By now most plagiarism detection services are aware of concerns about copyright, etc. and it's very possible to use them without adding content where someone doesn't want it added. Of course this should be verified, but it's a mistake to assume that all materials submitted to these services are then copied and stored and made available to others.
Anyway, I think it's very reasonable to use these services for reviewing (and classroom use) and do so in a responsible way. They are in fact an example of NLP in action, which I think is nice to see.
On Fri, Oct 7, 2011 at 4:42 AM, Vlado Keselj <vlado at cs.dal.ca> wrote:
>> > there is also the practice that some
>> > of us have of running papers we are going to review through
>> > commercial (or otherwise) plagiarism detection services.
>> You may not realize it, but you do *not* have the right to do that.

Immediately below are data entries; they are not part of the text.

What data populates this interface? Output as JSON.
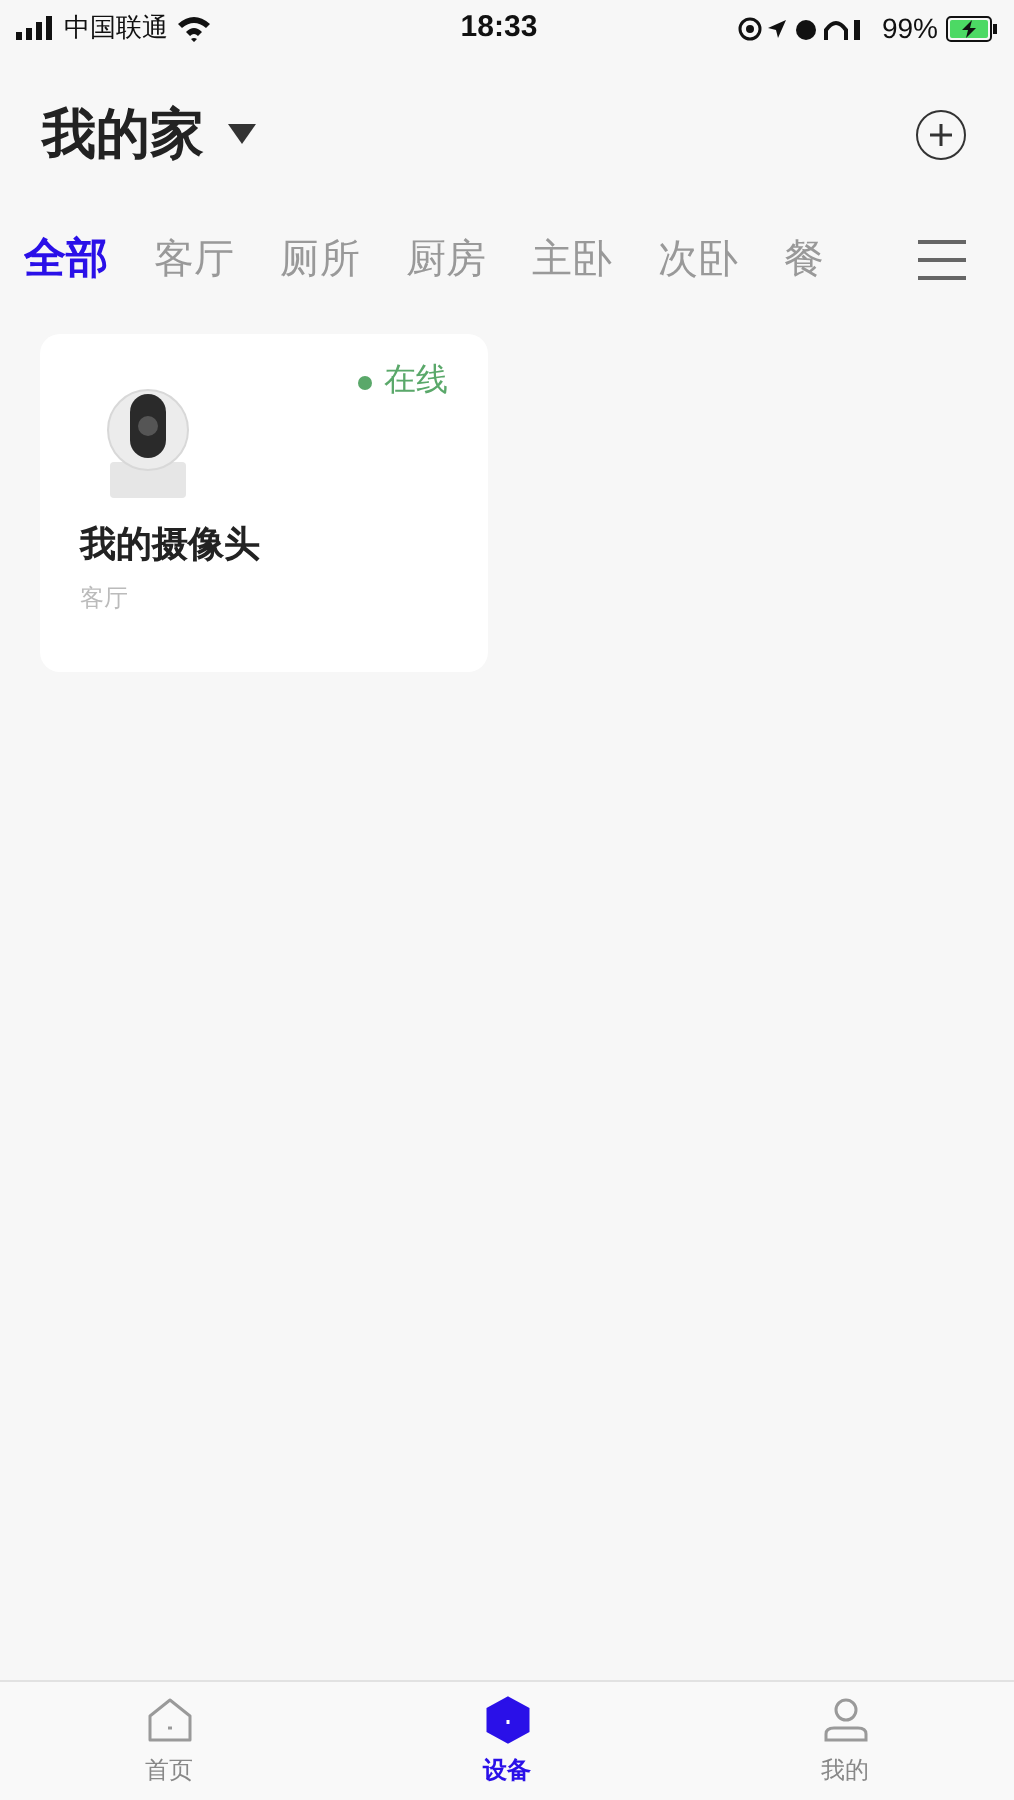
{
  "status_bar": {
    "carrier": "中国联通",
    "time": "18:33",
    "battery": "99%"
  },
  "header": {
    "title": "我的家"
  },
  "tabs": [
    {
      "label": "全部",
      "selected": true
    },
    {
      "label": "客厅",
      "selected": false
    },
    {
      "label": "厕所",
      "selected": false
    },
    {
      "label": "厨房",
      "selected": false
    },
    {
      "label": "主卧",
      "selected": false
    },
    {
      "label": "次卧",
      "selected": false
    },
    {
      "label": "餐",
      "selected": false
    }
  ],
  "devices": [
    {
      "name": "我的摄像头",
      "room": "客厅",
      "status": "在线",
      "color": "#5aa86a"
    }
  ],
  "nav": [
    {
      "label": "首页",
      "kind": "home",
      "selected": false
    },
    {
      "label": "设备",
      "kind": "device",
      "selected": true
    },
    {
      "label": "我的",
      "kind": "profile",
      "selected": false
    }
  ]
}
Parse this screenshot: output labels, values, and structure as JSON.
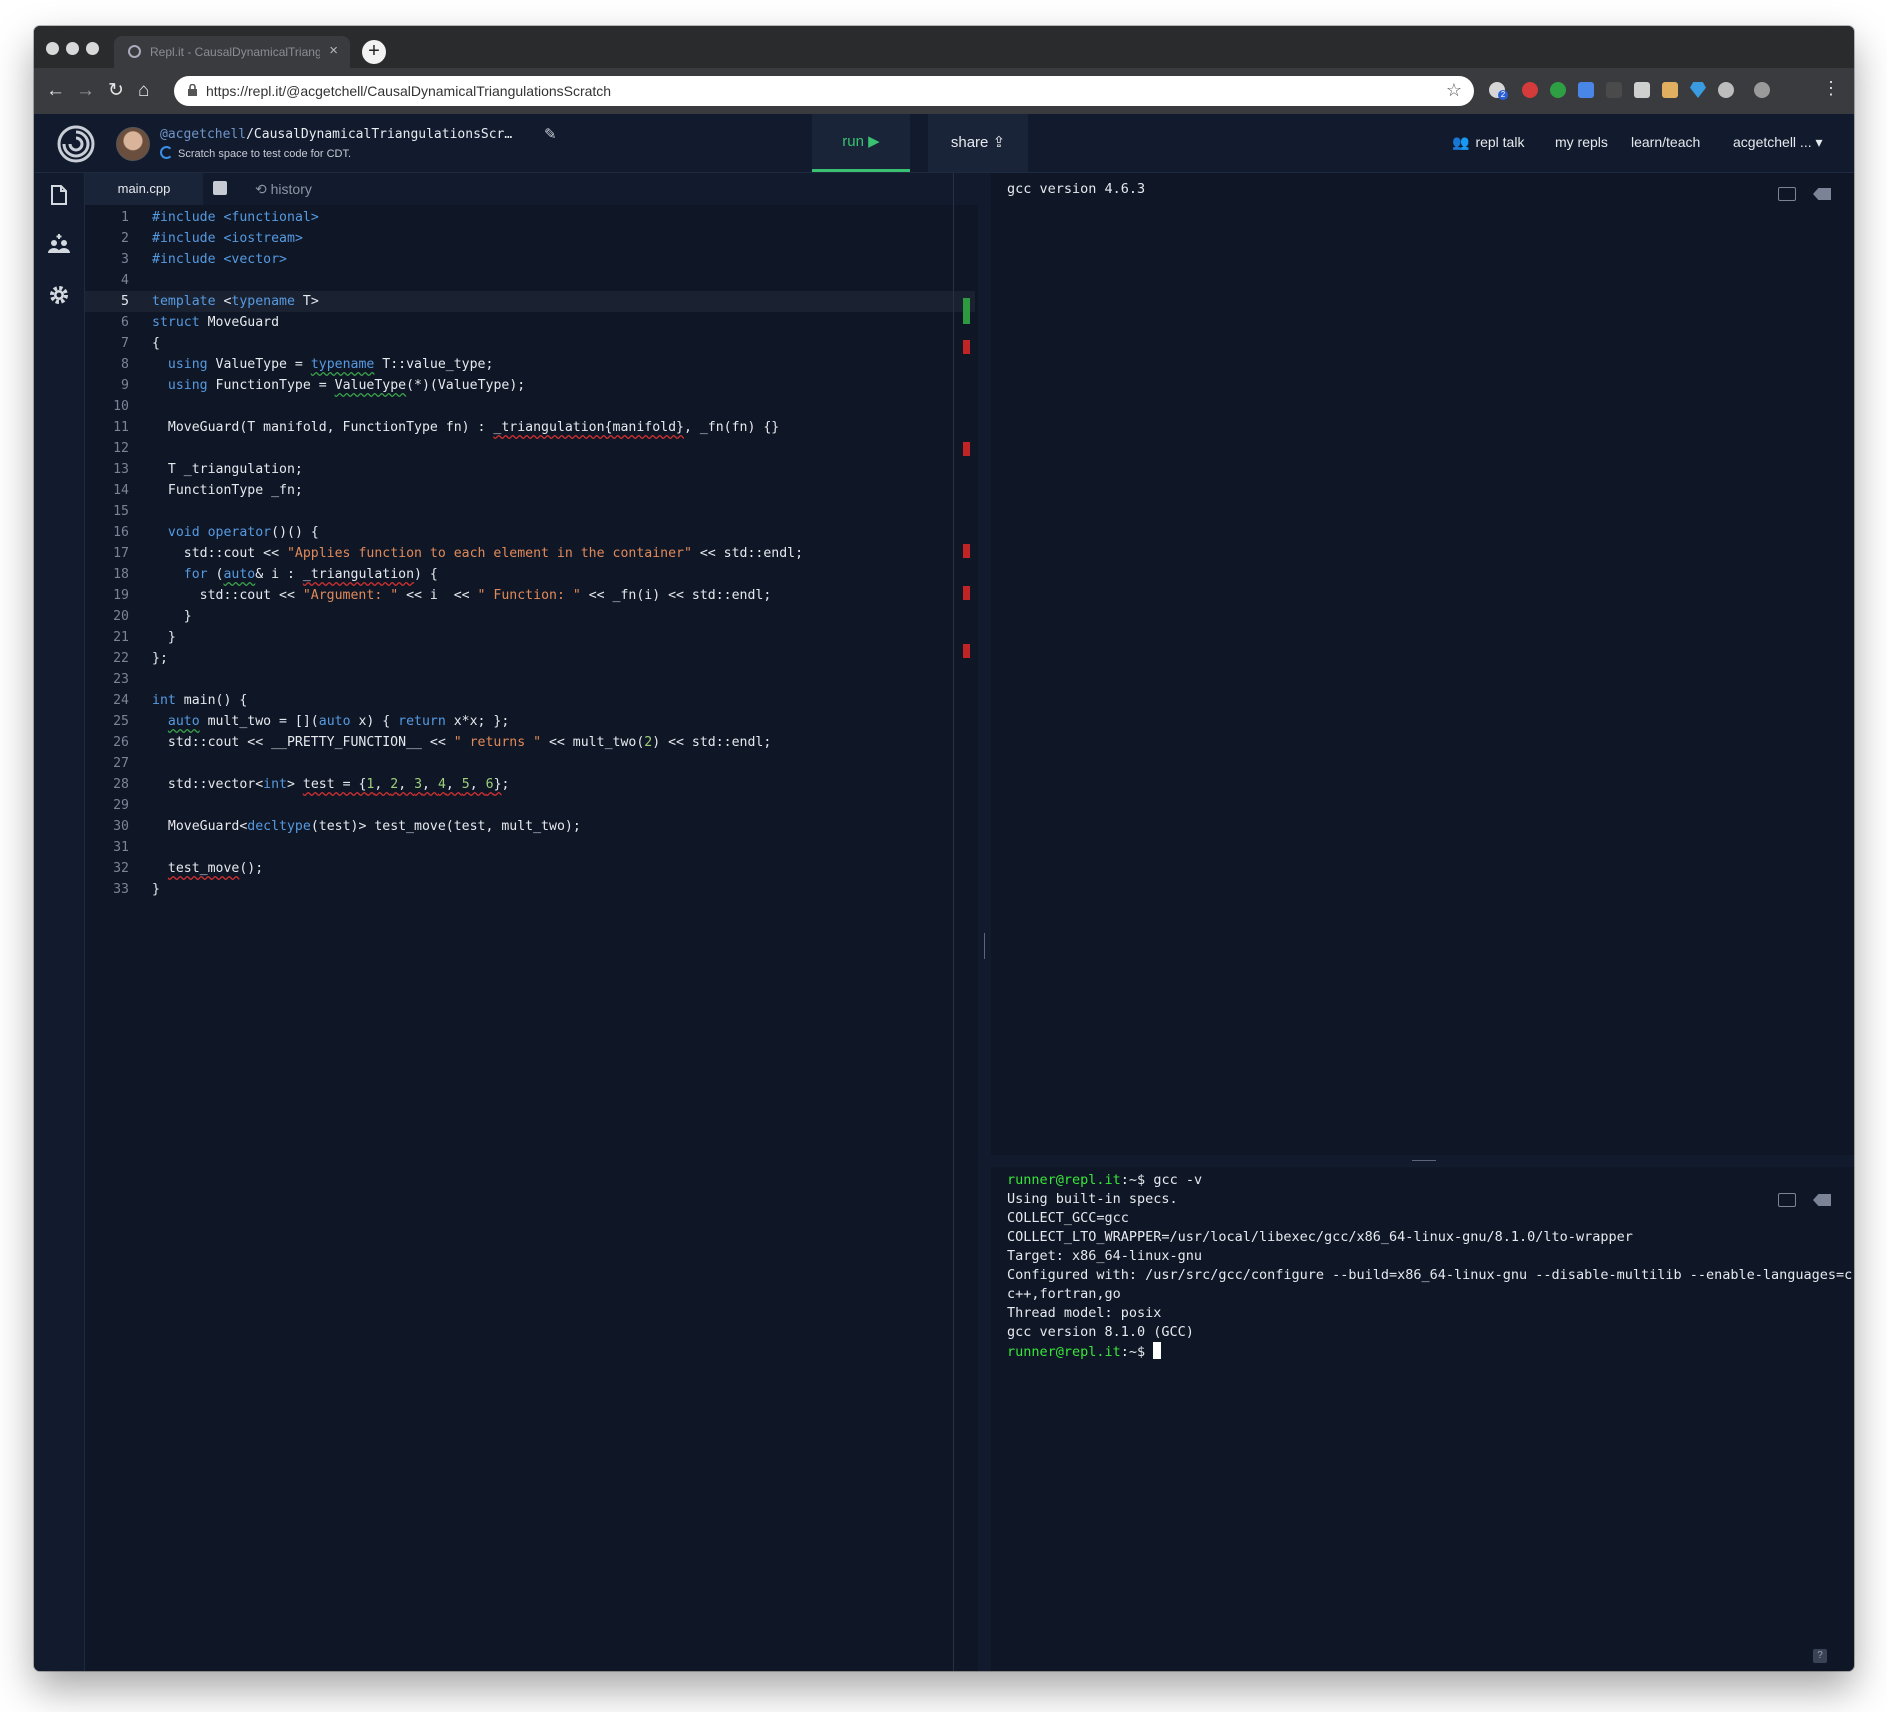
{
  "browser": {
    "tab_title": "Repl.it - CausalDynamicalTriangulationsScratch",
    "tab_close": "×",
    "new_tab": "+",
    "url": "https://repl.it/@acgetchell/CausalDynamicalTriangulationsScratch",
    "extension_badge": "2"
  },
  "header": {
    "owner": "@acgetchell",
    "repl_name": "/CausalDynamicalTriangulationsScr…",
    "description": "Scratch space to test code for CDT.",
    "run_label": "run ▶",
    "share_label": "share",
    "nav": {
      "repl_talk": "repl talk",
      "my_repls": "my repls",
      "learn_teach": "learn/teach",
      "user": "acgetchell ... ▾"
    }
  },
  "editor": {
    "tabs": {
      "file": "main.cpp",
      "history": "history"
    },
    "active_line": 5
  },
  "output_pane": {
    "lines": [
      "gcc version 4.6.3"
    ]
  },
  "terminal": {
    "prompt": "runner@repl.it",
    "prompt_suffix": ":~$ ",
    "command": "gcc -v",
    "lines": [
      "Using built-in specs.",
      "COLLECT_GCC=gcc",
      "COLLECT_LTO_WRAPPER=/usr/local/libexec/gcc/x86_64-linux-gnu/8.1.0/lto-wrapper",
      "Target: x86_64-linux-gnu",
      "Configured with: /usr/src/gcc/configure --build=x86_64-linux-gnu --disable-multilib --enable-languages=c,",
      "c++,fortran,go",
      "Thread model: posix",
      "gcc version 8.1.0 (GCC)"
    ]
  },
  "colors": {
    "accent_green": "#39c070",
    "prompt_green": "#39e63a",
    "background": "#0f1626",
    "keyword": "#569ae0",
    "string": "#e08a5a"
  },
  "icons": [
    "files-icon",
    "multiplayer-icon",
    "settings-icon",
    "history-icon",
    "share-icon",
    "repl-talk-icon",
    "star-icon",
    "lock-icon",
    "back-icon",
    "forward-icon",
    "reload-icon",
    "home-icon",
    "pencil-icon",
    "clear-icon",
    "open-icon",
    "help-icon"
  ]
}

>> These services retain anything you submit them, which is not something
>> you can authorize for a not-yet-published paper you don't have copyright

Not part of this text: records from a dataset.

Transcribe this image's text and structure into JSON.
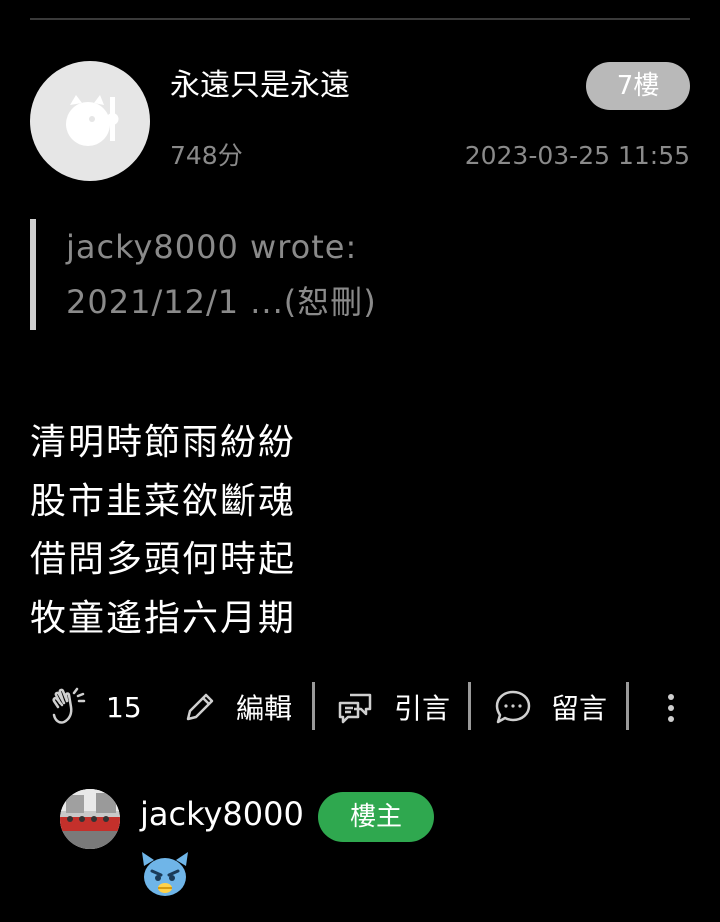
{
  "post": {
    "username": "永遠只是永遠",
    "points": "748分",
    "floor": "7樓",
    "timestamp": "2023-03-25 11:55",
    "quote": {
      "line1": "jacky8000 wrote:",
      "line2": "2021/12/1 ...(恕刪)"
    },
    "body_lines": [
      "清明時節雨紛紛",
      "股市韭菜欲斷魂",
      "借問多頭何時起",
      "牧童遙指六月期"
    ]
  },
  "actions": {
    "like_count": "15",
    "edit_label": "編輯",
    "quote_label": "引言",
    "comment_label": "留言"
  },
  "reply": {
    "author": "jacky8000",
    "badge": "樓主"
  },
  "colors": {
    "background": "#000000",
    "muted_text": "#8a8a8a",
    "floor_badge": "#b9b9b9",
    "owner_badge": "#2fa84f"
  },
  "icons": {
    "like": "clap-icon",
    "edit": "pencil-icon",
    "quote": "speech-bubbles-icon",
    "comment": "chat-bubble-icon",
    "more": "more-vertical-icon"
  }
}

>> And it's extremely annoying for an author to be rejected because "that
>> has already been published", when in practice the previous version of
>> the paper has been rejected at another conference and you have enhanced

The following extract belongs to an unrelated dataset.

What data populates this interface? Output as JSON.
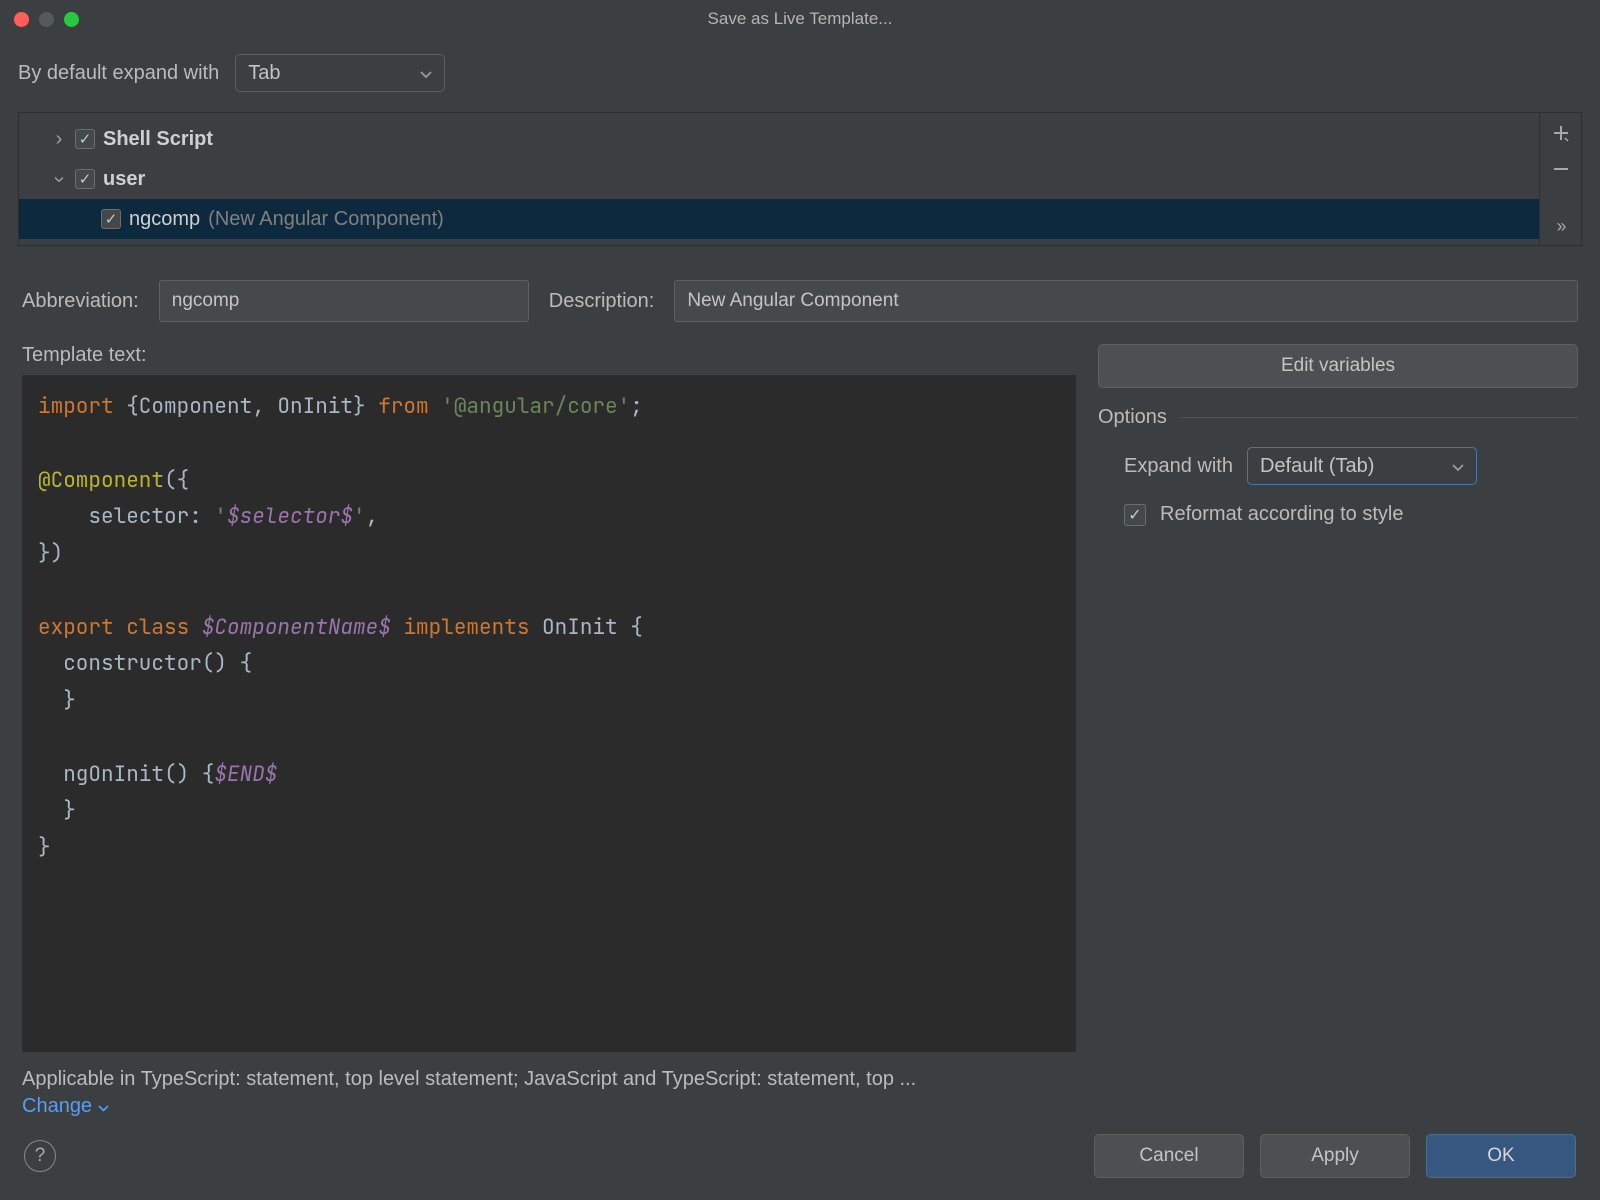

>> it since. Incompetent reviewers that says to something has already been
>> published without giving a citation are already annoying enough as it
> I would like to agree with this comment. (Thanks Galibert for expressing
> it so clearly.) While checking for plagiarism in submitted papers is
> justified, it is alarming that a paper would be submitted to a commercial
> service, like the ones mentioned. I do not even use them with student
> papers, for justified objections by students.
> I guess, one can see a positive side to it: Authors can always be happy -
> even if their paper was rejected and they did not get to contribute to the
> science in an open way, they made an anonymous contribution to the wealth
> of a company. :-)
> On the research side, I think that it is an interesting research problem
> to describe a model where a paper can be checked for plagiarism with an
> option of not communicating the full paper but to use only a subset of
> n-grams, or substrings in general.
> (Another solution is that a company agrees to check paper for
> plagiarism, but not to keep it in their repository.)
-- Ted Pedersen http://www.d.umn.edu/~tpederse